(Dataset rows describing interfaces)

• • •

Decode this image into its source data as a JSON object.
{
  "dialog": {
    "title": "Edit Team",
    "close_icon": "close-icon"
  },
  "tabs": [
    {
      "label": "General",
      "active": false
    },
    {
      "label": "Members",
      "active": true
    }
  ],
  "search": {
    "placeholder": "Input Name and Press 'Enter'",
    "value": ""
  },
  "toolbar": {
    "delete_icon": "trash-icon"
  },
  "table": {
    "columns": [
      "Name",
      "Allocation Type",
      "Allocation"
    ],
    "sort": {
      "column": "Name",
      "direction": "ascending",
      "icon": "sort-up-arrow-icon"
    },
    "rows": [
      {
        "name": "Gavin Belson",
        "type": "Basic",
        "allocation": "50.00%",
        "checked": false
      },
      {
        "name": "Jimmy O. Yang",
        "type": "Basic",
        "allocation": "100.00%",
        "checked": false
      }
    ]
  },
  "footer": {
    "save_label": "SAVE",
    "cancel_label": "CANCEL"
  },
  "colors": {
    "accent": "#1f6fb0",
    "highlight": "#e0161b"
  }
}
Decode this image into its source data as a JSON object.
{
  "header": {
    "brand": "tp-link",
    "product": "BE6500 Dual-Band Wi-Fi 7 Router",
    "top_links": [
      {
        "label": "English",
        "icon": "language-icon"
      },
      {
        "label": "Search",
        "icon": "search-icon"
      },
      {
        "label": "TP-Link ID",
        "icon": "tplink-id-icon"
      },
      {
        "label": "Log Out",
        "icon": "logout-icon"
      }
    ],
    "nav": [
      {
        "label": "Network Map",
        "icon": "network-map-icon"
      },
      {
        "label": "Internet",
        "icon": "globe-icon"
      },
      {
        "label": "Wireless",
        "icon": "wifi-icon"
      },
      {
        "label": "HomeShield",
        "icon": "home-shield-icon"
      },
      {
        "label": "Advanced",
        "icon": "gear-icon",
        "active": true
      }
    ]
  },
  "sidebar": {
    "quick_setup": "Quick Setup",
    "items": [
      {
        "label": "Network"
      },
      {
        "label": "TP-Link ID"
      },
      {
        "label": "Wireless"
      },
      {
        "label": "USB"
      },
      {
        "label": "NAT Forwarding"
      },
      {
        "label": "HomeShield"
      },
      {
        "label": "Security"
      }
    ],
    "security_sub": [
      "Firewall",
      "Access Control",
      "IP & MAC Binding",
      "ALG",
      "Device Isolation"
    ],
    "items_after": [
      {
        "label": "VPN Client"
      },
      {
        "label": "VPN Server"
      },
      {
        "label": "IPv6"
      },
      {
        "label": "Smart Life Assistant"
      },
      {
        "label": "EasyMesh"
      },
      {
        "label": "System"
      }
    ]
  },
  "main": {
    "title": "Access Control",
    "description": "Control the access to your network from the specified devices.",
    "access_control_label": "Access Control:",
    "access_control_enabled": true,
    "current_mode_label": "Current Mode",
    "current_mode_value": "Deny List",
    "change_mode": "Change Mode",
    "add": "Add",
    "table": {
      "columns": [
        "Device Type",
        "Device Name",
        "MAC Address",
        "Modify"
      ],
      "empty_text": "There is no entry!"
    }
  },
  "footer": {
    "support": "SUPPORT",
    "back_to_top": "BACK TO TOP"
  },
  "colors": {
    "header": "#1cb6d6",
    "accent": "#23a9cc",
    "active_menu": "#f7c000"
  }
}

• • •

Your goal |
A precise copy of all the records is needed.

Written solution |
Decode this image into its source data as a JSON object.
{
  "dialog": {
    "title": "Edit Team",
    "close_icon": "close-icon"
  },
  "tabs": [
    {
      "label": "General",
      "active": false
    },
    {
      "label": "Members",
      "active": true
    }
  ],
  "search": {
    "placeholder": "Input Name and Press 'Enter'",
    "value": ""
  },
  "toolbar": {
    "delete_icon": "trash-icon"
  },
  "table": {
    "columns": [
      "Name",
      "Allocation Type",
      "Allocation"
    ],
    "sort": {
      "column": "Name",
      "direction": "ascending",
      "icon": "sort-up-arrow-icon"
    },
    "rows": [
      {
        "name": "Gavin Belson",
        "type": "Basic",
        "allocation": "50.00%",
        "checked": false
      },
      {
        "name": "Jimmy O. Yang",
        "type": "Basic",
        "allocation": "100.00%",
        "checked": false
      }
    ]
  },
  "footer": {
    "save_label": "SAVE",
    "cancel_label": "CANCEL"
  },
  "colors": {
    "accent": "#1f6fb0",
    "highlight": "#e0161b"
  }
}
Decode this image into its source data as a JSON object.
{
  "header": {
    "brand": "tp-link",
    "product": "BE6500 Dual-Band Wi-Fi 7 Router",
    "top_links": [
      {
        "label": "English",
        "icon": "language-icon"
      },
      {
        "label": "Search",
        "icon": "search-icon"
      },
      {
        "label": "TP-Link ID",
        "icon": "tplink-id-icon"
      },
      {
        "label": "Log Out",
        "icon": "logout-icon"
      }
    ],
    "nav": [
      {
        "label": "Network Map",
        "icon": "network-map-icon"
      },
      {
        "label": "Internet",
        "icon": "globe-icon"
      },
      {
        "label": "Wireless",
        "icon": "wifi-icon"
      },
      {
        "label": "HomeShield",
        "icon": "home-shield-icon"
      },
      {
        "label": "Advanced",
        "icon": "gear-icon",
        "active": true
      }
    ]
  },
  "sidebar": {
    "quick_setup": "Quick Setup",
    "items": [
      {
        "label": "Network"
      },
      {
        "label": "TP-Link ID"
      },
      {
        "label": "Wireless"
      },
      {
        "label": "USB"
      },
      {
        "label": "NAT Forwarding"
      },
      {
        "label": "HomeShield"
      },
      {
        "label": "Security"
      }
    ],
    "security_sub": [
      "Firewall",
      "Access Control",
      "IP & MAC Binding",
      "ALG",
      "Device Isolation"
    ],
    "items_after": [
      {
        "label": "VPN Client"
      },
      {
        "label": "VPN Server"
      },
      {
        "label": "IPv6"
      },
      {
        "label": "Smart Life Assistant"
      },
      {
        "label": "EasyMesh"
      },
      {
        "label": "System"
      }
    ]
  },
  "main": {
    "title": "Access Control",
    "description": "Control the access to your network from the specified devices.",
    "access_control_label": "Access Control:",
    "access_control_enabled": true,
    "current_mode_label": "Current Mode",
    "current_mode_value": "Deny List",
    "change_mode": "Change Mode",
    "add": "Add",
    "table": {
      "columns": [
        "Device Type",
        "Device Name",
        "MAC Address",
        "Modify"
      ],
      "empty_text": "There is no entry!"
    }
  },
  "footer": {
    "support": "SUPPORT",
    "back_to_top": "BACK TO TOP"
  },
  "colors": {
    "header": "#1cb6d6",
    "accent": "#23a9cc",
    "active_menu": "#f7c000"
  }
}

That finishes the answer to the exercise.